It is cold. So cold I can see my breath. The engine
of my father's Volkswagen van turns over, but the
heater it is meant to drive has long since given up
the ghost. I pull my duffle coat tight around me,
rub my hands together, count to a hundred, then
from a hundred back to one, then to a hundred again.

In the winter dark, beyond the windscreen, beyond
the glistening frost-capped lawn revealed in the
headlights, there is a country house, or a house
in the countryside, or a house at the edge of a town,
and through the wooden doorframe we have just
delivered I can just about make out my father,
still talking, still shaking hands, all the while slowly
backing out.

Pat Boran

Heinrich Obermeyer pressed his right foot gently
on the spade and it slid obliquely through the soft
soil. He tugged at the shrunken stalk, uprooting it
and, scattering soil with the spade, disinterred the
potatoes. He picked one up and rubbed it on his
corduroy trousers and its skin emerged ochre from
the clay. "It is a good crop," he said aloud, as
though addressing a robin which, flaming in the
September sun, pecked worms from the fresh earth.
He began throwing potatoes into a wheelbarrow.

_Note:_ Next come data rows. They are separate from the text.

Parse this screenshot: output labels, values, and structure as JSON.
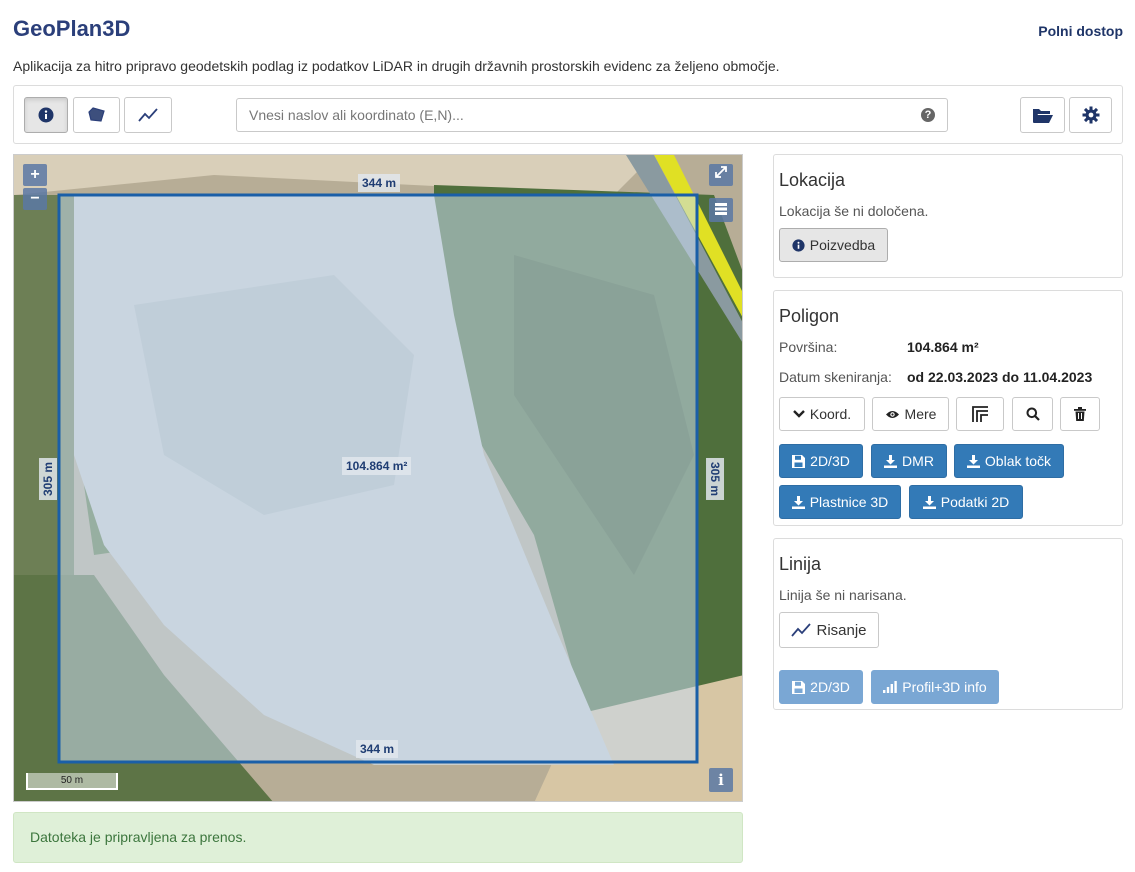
{
  "header": {
    "title": "GeoPlan3D",
    "full_access_link": "Polni dostop",
    "description": "Aplikacija za hitro pripravo geodetskih podlag iz podatkov LiDAR in drugih državnih prostorskih evidenc za željeno območje."
  },
  "toolbar": {
    "mode_buttons": [
      {
        "icon": "info-circle-icon",
        "active": true
      },
      {
        "icon": "polygon-icon",
        "active": false
      },
      {
        "icon": "line-chart-icon",
        "active": false
      }
    ],
    "search": {
      "placeholder": "Vnesi naslov ali koordinato (E,N)...",
      "value": ""
    },
    "open_icon": "folder-open-icon",
    "settings_icon": "gear-icon"
  },
  "map": {
    "zoom_in": "+",
    "zoom_out": "−",
    "polygon": {
      "top_length": "344 m",
      "bottom_length": "344 m",
      "left_length": "305 m",
      "right_length": "305 m",
      "area": "104.864 m²"
    },
    "scale_label": "50 m",
    "info_button": "i",
    "polygon_color": "#1a5fa8"
  },
  "alert": {
    "message": "Datoteka je pripravljena za prenos."
  },
  "location_panel": {
    "title": "Lokacija",
    "status": "Lokacija še ni določena.",
    "query_button": "Poizvedba"
  },
  "polygon_panel": {
    "title": "Poligon",
    "area_label": "Površina:",
    "area_value": "104.864 m²",
    "scan_date_label": "Datum skeniranja:",
    "scan_date_value": "od 22.03.2023 do 11.04.2023",
    "coord_button": "Koord.",
    "measures_button": "Mere",
    "btn_2d3d": "2D/3D",
    "btn_dmr": "DMR",
    "btn_point_cloud": "Oblak točk",
    "btn_contours": "Plastnice 3D",
    "btn_data2d": "Podatki 2D"
  },
  "line_panel": {
    "title": "Linija",
    "status": "Linija še ni narisana.",
    "draw_button": "Risanje",
    "btn_2d3d": "2D/3D",
    "btn_profile": "Profil+3D info"
  },
  "colors": {
    "brand": "#2b3f7a",
    "primary": "#337ab7",
    "primary_disabled": "#7aa7d4",
    "success_bg": "#dff0d8",
    "success_text": "#3c763d"
  }
}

Heinrich had not always been such a contented
gardener. On the surface, he was just another
industialist attracted to the country by low-cost
labour and a facilitating government....

Seamus Dunne